The Gloucester Waterways Museum has been awarded a further grant of £994,000 to refurbish its displays, create a new entrance to the warehouse building and adapt the Sabrina 5 barge to provide a new space for events and education.
The project will celebrate the strategic importance of the Docks and the natural and manmade waterways associated with the Southwest and the Midlands. These waterways enabled cargoes to move in and out of the region and around the world. The warehouses, the boats and the people involved in this major operation will feature strongly in our displays.
The collection is part of the whole Canal & River Trust collection, based at a number of museums and attractions in our care. The National Waterways Museum in Ellesmere Port is the main museum for learning about the development of canals in Britain. Gloucester museum’s collection has lost some of the rationale in the way it is presented, partly due to the site changing from being the national museum in the early 2000s.
One of many warehouses at the Docks built to a regulated design, Llanthony Warehouse was constructed in 1873. Built of brick, with a slate roof, wooden floors and cast-iron columns, the building was designed for the purpose of storing sacks of grain. Winches in the roof and loading doors on each floor, enabled the grain sacks to be lifted from ground level to any one of the six floors above.
The building was later occupied by builders’ merchants and then in 1988 it was transformed into the National Waterways Museum on the lower three floors and provided office space and archives above.
One of the characteristics of the warehouses, generally, is rather small windows (these were for ventilation rather than light) - they are one of the things that make the building seem a bit uninviting. To try and counteract this we will have a new glazed entrance space, so we are more visible to passers-by, which will contain introductory information about the museum, docks trail and boat trips.
Sabrina 5 is a barge, built in 1944, for the Ministry of War Transport, to move a variety of cargoes.

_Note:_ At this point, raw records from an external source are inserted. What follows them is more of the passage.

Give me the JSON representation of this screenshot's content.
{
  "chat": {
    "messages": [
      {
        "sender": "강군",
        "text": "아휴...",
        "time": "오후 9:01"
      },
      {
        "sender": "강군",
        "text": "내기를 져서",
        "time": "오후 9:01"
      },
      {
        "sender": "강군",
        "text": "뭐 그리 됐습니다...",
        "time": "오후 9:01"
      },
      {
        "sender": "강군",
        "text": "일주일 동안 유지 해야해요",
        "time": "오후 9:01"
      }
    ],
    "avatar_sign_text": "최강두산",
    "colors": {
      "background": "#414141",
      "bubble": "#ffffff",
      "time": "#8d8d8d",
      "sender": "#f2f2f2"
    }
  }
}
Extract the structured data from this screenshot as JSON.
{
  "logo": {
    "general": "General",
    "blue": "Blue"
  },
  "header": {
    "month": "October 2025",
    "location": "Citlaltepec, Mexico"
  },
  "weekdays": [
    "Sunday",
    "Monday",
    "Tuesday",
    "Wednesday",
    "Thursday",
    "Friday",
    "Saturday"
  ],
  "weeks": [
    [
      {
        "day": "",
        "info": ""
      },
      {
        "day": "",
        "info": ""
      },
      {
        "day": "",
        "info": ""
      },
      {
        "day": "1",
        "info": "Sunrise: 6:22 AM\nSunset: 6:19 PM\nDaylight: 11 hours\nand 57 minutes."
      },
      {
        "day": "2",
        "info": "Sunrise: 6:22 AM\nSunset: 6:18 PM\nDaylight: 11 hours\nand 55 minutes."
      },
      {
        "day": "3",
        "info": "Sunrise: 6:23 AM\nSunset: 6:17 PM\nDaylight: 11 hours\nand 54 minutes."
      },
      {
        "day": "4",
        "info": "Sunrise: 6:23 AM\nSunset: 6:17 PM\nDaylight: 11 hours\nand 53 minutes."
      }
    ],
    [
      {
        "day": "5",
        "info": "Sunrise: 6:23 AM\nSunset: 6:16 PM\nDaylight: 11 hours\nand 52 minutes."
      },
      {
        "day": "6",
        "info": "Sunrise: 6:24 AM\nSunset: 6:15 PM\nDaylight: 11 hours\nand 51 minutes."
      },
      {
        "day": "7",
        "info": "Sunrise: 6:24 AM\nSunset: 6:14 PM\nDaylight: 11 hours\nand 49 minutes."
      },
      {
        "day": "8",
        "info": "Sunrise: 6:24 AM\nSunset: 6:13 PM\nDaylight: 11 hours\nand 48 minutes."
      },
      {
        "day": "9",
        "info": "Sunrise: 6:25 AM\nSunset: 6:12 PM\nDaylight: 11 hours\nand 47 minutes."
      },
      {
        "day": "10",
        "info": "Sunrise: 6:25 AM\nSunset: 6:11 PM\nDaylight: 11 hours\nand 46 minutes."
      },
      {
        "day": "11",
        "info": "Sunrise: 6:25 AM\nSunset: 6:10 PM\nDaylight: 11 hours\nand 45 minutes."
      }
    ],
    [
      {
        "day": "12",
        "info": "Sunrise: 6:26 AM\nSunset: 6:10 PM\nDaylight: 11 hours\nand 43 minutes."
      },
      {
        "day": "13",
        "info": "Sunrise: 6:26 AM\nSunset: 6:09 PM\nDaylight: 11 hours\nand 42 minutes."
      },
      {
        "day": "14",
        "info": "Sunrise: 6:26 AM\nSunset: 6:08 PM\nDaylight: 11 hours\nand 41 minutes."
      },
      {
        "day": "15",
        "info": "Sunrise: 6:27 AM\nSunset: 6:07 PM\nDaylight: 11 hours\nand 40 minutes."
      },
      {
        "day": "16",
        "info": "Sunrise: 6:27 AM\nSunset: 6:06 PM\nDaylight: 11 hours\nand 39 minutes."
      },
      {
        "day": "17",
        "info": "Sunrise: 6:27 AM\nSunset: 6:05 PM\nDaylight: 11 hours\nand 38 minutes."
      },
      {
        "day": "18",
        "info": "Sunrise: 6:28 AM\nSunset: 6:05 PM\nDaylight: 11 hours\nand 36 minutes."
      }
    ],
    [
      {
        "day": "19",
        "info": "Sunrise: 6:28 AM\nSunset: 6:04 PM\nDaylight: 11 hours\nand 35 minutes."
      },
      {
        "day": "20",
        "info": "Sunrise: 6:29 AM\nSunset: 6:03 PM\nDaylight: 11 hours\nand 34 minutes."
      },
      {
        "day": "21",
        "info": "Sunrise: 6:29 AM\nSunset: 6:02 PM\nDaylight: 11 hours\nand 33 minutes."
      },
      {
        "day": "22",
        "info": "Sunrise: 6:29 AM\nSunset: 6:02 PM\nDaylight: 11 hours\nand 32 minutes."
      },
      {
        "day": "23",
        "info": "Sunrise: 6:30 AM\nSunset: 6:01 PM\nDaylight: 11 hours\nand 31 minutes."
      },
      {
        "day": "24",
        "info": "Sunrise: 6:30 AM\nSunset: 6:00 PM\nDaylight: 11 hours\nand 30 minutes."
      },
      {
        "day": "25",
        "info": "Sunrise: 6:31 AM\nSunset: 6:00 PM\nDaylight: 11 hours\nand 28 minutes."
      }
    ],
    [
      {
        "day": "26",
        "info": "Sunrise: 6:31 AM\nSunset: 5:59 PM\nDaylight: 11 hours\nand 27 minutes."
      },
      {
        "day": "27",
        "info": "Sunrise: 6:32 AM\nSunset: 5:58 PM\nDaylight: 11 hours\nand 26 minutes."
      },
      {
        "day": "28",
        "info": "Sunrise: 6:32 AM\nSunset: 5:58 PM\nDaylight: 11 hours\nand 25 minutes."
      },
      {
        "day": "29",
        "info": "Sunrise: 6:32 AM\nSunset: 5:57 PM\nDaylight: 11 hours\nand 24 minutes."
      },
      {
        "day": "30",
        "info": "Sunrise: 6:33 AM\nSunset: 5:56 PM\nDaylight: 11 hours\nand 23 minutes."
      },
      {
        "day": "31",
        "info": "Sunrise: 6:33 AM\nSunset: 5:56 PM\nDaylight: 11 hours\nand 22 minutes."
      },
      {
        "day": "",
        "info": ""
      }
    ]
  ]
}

She is rather a young exhibit in the museum collection, but don’t let her think she is only a minor celebrity. She is part of the National Historic Fleet, putting her in the same league as the Cutty Sark and HMS Victory. Sabrina 5 was one of six boats, made for the purpose of carrying imports on the Severn and the Gloucester & Sharpness Canal. She relied on a tug because she has no engine. Her large hold took 130-150 tonnes of goods, principally metals and foodstuffs.
Sabrina 5 has lost her original purpose, but through careful design we will be able to give her a new lease of life. Her hold is a good size, so we intend making her a useful space for events and learning. Access is going to be a challenge, so we will seek advice and guidance from a number of sources.
Last date edited: 27 July 2016